Excerpted records Block Start

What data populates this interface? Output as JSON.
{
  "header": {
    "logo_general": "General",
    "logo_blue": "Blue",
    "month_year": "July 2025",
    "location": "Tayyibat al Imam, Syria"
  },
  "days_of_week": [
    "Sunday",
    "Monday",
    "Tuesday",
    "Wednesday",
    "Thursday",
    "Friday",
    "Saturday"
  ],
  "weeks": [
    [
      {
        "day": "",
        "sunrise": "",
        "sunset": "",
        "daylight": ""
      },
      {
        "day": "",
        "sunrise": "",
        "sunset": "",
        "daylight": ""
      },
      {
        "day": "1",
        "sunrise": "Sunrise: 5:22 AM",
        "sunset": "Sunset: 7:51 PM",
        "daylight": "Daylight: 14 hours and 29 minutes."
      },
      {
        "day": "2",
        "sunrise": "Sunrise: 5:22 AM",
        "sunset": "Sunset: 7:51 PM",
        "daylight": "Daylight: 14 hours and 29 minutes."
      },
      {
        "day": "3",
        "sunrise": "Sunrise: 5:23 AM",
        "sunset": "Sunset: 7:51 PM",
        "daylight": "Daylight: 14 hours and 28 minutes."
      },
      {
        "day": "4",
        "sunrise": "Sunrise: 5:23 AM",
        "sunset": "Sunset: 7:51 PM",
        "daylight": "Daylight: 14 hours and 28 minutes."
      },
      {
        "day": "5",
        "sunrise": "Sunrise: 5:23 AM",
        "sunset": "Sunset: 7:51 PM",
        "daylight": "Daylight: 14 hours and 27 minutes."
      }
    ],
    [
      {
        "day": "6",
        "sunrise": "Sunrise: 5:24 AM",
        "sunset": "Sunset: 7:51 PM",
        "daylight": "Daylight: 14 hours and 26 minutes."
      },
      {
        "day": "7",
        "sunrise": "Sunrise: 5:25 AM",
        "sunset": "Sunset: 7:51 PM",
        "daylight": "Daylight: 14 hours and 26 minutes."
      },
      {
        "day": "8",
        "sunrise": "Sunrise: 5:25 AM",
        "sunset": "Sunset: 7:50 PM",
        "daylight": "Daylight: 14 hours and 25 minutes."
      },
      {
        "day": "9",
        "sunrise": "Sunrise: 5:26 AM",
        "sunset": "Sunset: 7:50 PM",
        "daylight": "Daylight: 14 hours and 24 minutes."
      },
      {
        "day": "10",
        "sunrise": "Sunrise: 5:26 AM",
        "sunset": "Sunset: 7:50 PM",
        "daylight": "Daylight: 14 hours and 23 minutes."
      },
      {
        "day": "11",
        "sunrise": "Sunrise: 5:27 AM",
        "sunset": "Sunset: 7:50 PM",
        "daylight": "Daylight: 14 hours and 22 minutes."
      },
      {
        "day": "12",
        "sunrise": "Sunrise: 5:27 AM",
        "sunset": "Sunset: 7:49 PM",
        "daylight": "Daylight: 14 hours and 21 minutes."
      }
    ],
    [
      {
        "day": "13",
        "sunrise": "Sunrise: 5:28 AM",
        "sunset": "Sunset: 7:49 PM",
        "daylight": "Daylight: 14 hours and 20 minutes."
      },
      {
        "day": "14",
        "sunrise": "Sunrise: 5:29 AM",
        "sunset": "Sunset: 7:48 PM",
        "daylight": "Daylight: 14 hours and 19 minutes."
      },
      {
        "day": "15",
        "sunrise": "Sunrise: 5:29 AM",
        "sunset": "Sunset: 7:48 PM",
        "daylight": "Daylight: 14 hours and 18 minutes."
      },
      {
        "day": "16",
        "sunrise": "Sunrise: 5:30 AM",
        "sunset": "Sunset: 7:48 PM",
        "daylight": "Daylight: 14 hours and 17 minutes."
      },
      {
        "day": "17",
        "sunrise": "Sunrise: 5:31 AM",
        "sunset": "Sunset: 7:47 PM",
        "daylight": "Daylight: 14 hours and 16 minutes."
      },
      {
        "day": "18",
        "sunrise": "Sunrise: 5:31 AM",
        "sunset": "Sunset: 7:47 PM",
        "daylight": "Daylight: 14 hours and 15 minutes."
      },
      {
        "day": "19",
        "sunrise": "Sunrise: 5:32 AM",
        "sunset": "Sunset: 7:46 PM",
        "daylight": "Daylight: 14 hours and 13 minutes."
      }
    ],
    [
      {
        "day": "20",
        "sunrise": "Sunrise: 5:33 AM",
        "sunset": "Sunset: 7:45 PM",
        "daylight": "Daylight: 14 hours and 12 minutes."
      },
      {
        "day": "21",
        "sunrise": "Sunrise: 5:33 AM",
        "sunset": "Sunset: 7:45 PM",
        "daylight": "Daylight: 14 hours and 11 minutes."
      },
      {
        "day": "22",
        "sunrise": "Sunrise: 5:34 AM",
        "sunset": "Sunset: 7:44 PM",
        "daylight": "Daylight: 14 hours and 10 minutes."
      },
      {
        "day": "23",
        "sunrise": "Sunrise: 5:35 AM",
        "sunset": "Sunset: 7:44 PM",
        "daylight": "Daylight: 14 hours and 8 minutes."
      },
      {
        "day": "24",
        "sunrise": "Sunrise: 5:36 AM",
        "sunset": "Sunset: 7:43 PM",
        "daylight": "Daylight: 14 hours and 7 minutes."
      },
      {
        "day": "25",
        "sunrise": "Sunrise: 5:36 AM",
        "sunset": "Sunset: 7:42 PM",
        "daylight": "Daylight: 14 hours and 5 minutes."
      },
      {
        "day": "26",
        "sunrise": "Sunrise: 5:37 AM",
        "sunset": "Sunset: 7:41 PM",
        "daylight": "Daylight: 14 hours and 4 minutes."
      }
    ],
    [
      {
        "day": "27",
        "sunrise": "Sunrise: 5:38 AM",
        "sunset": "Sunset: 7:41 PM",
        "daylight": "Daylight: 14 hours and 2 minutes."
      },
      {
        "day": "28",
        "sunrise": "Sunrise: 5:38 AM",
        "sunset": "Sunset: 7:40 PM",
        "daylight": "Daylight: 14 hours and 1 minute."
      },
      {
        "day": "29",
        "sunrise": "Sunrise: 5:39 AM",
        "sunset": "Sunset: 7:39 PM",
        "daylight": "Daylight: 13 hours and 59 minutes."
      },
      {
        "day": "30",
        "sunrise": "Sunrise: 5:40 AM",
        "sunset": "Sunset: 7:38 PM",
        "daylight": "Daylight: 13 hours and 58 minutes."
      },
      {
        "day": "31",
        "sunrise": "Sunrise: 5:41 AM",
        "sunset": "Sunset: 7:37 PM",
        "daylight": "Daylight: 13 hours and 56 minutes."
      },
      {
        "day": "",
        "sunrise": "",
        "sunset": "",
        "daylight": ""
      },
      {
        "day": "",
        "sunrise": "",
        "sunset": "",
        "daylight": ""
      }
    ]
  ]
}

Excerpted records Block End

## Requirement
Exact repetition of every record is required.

## Response area
What data populates this interface? Output as JSON.
{
  "header": {
    "logo_general": "General",
    "logo_blue": "Blue",
    "month_year": "July 2025",
    "location": "Tayyibat al Imam, Syria"
  },
  "days_of_week": [
    "Sunday",
    "Monday",
    "Tuesday",
    "Wednesday",
    "Thursday",
    "Friday",
    "Saturday"
  ],
  "weeks": [
    [
      {
        "day": "",
        "sunrise": "",
        "sunset": "",
        "daylight": ""
      },
      {
        "day": "",
        "sunrise": "",
        "sunset": "",
        "daylight": ""
      },
      {
        "day": "1",
        "sunrise": "Sunrise: 5:22 AM",
        "sunset": "Sunset: 7:51 PM",
        "daylight": "Daylight: 14 hours and 29 minutes."
      },
      {
        "day": "2",
        "sunrise": "Sunrise: 5:22 AM",
        "sunset": "Sunset: 7:51 PM",
        "daylight": "Daylight: 14 hours and 29 minutes."
      },
      {
        "day": "3",
        "sunrise": "Sunrise: 5:23 AM",
        "sunset": "Sunset: 7:51 PM",
        "daylight": "Daylight: 14 hours and 28 minutes."
      },
      {
        "day": "4",
        "sunrise": "Sunrise: 5:23 AM",
        "sunset": "Sunset: 7:51 PM",
        "daylight": "Daylight: 14 hours and 28 minutes."
      },
      {
        "day": "5",
        "sunrise": "Sunrise: 5:23 AM",
        "sunset": "Sunset: 7:51 PM",
        "daylight": "Daylight: 14 hours and 27 minutes."
      }
    ],
    [
      {
        "day": "6",
        "sunrise": "Sunrise: 5:24 AM",
        "sunset": "Sunset: 7:51 PM",
        "daylight": "Daylight: 14 hours and 26 minutes."
      },
      {
        "day": "7",
        "sunrise": "Sunrise: 5:25 AM",
        "sunset": "Sunset: 7:51 PM",
        "daylight": "Daylight: 14 hours and 26 minutes."
      },
      {
        "day": "8",
        "sunrise": "Sunrise: 5:25 AM",
        "sunset": "Sunset: 7:50 PM",
        "daylight": "Daylight: 14 hours and 25 minutes."
      },
      {
        "day": "9",
        "sunrise": "Sunrise: 5:26 AM",
        "sunset": "Sunset: 7:50 PM",
        "daylight": "Daylight: 14 hours and 24 minutes."
      },
      {
        "day": "10",
        "sunrise": "Sunrise: 5:26 AM",
        "sunset": "Sunset: 7:50 PM",
        "daylight": "Daylight: 14 hours and 23 minutes."
      },
      {
        "day": "11",
        "sunrise": "Sunrise: 5:27 AM",
        "sunset": "Sunset: 7:50 PM",
        "daylight": "Daylight: 14 hours and 22 minutes."
      },
      {
        "day": "12",
        "sunrise": "Sunrise: 5:27 AM",
        "sunset": "Sunset: 7:49 PM",
        "daylight": "Daylight: 14 hours and 21 minutes."
      }
    ],
    [
      {
        "day": "13",
        "sunrise": "Sunrise: 5:28 AM",
        "sunset": "Sunset: 7:49 PM",
        "daylight": "Daylight: 14 hours and 20 minutes."
      },
      {
        "day": "14",
        "sunrise": "Sunrise: 5:29 AM",
        "sunset": "Sunset: 7:48 PM",
        "daylight": "Daylight: 14 hours and 19 minutes."
      },
      {
        "day": "15",
        "sunrise": "Sunrise: 5:29 AM",
        "sunset": "Sunset: 7:48 PM",
        "daylight": "Daylight: 14 hours and 18 minutes."
      },
      {
        "day": "16",
        "sunrise": "Sunrise: 5:30 AM",
        "sunset": "Sunset: 7:48 PM",
        "daylight": "Daylight: 14 hours and 17 minutes."
      },
      {
        "day": "17",
        "sunrise": "Sunrise: 5:31 AM",
        "sunset": "Sunset: 7:47 PM",
        "daylight": "Daylight: 14 hours and 16 minutes."
      },
      {
        "day": "18",
        "sunrise": "Sunrise: 5:31 AM",
        "sunset": "Sunset: 7:47 PM",
        "daylight": "Daylight: 14 hours and 15 minutes."
      },
      {
        "day": "19",
        "sunrise": "Sunrise: 5:32 AM",
        "sunset": "Sunset: 7:46 PM",
        "daylight": "Daylight: 14 hours and 13 minutes."
      }
    ],
    [
      {
        "day": "20",
        "sunrise": "Sunrise: 5:33 AM",
        "sunset": "Sunset: 7:45 PM",
        "daylight": "Daylight: 14 hours and 12 minutes."
      },
      {
        "day": "21",
        "sunrise": "Sunrise: 5:33 AM",
        "sunset": "Sunset: 7:45 PM",
        "daylight": "Daylight: 14 hours and 11 minutes."
      },
      {
        "day": "22",
        "sunrise": "Sunrise: 5:34 AM",
        "sunset": "Sunset: 7:44 PM",
        "daylight": "Daylight: 14 hours and 10 minutes."
      },
      {
        "day": "23",
        "sunrise": "Sunrise: 5:35 AM",
        "sunset": "Sunset: 7:44 PM",
        "daylight": "Daylight: 14 hours and 8 minutes."
      },
      {
        "day": "24",
        "sunrise": "Sunrise: 5:36 AM",
        "sunset": "Sunset: 7:43 PM",
        "daylight": "Daylight: 14 hours and 7 minutes."
      },
      {
        "day": "25",
        "sunrise": "Sunrise: 5:36 AM",
        "sunset": "Sunset: 7:42 PM",
        "daylight": "Daylight: 14 hours and 5 minutes."
      },
      {
        "day": "26",
        "sunrise": "Sunrise: 5:37 AM",
        "sunset": "Sunset: 7:41 PM",
        "daylight": "Daylight: 14 hours and 4 minutes."
      }
    ],
    [
      {
        "day": "27",
        "sunrise": "Sunrise: 5:38 AM",
        "sunset": "Sunset: 7:41 PM",
        "daylight": "Daylight: 14 hours and 2 minutes."
      },
      {
        "day": "28",
        "sunrise": "Sunrise: 5:38 AM",
        "sunset": "Sunset: 7:40 PM",
        "daylight": "Daylight: 14 hours and 1 minute."
      },
      {
        "day": "29",
        "sunrise": "Sunrise: 5:39 AM",
        "sunset": "Sunset: 7:39 PM",
        "daylight": "Daylight: 13 hours and 59 minutes."
      },
      {
        "day": "30",
        "sunrise": "Sunrise: 5:40 AM",
        "sunset": "Sunset: 7:38 PM",
        "daylight": "Daylight: 13 hours and 58 minutes."
      },
      {
        "day": "31",
        "sunrise": "Sunrise: 5:41 AM",
        "sunset": "Sunset: 7:37 PM",
        "daylight": "Daylight: 13 hours and 56 minutes."
      },
      {
        "day": "",
        "sunrise": "",
        "sunset": "",
        "daylight": ""
      },
      {
        "day": "",
        "sunrise": "",
        "sunset": "",
        "daylight": ""
      }
    ]
  ]
}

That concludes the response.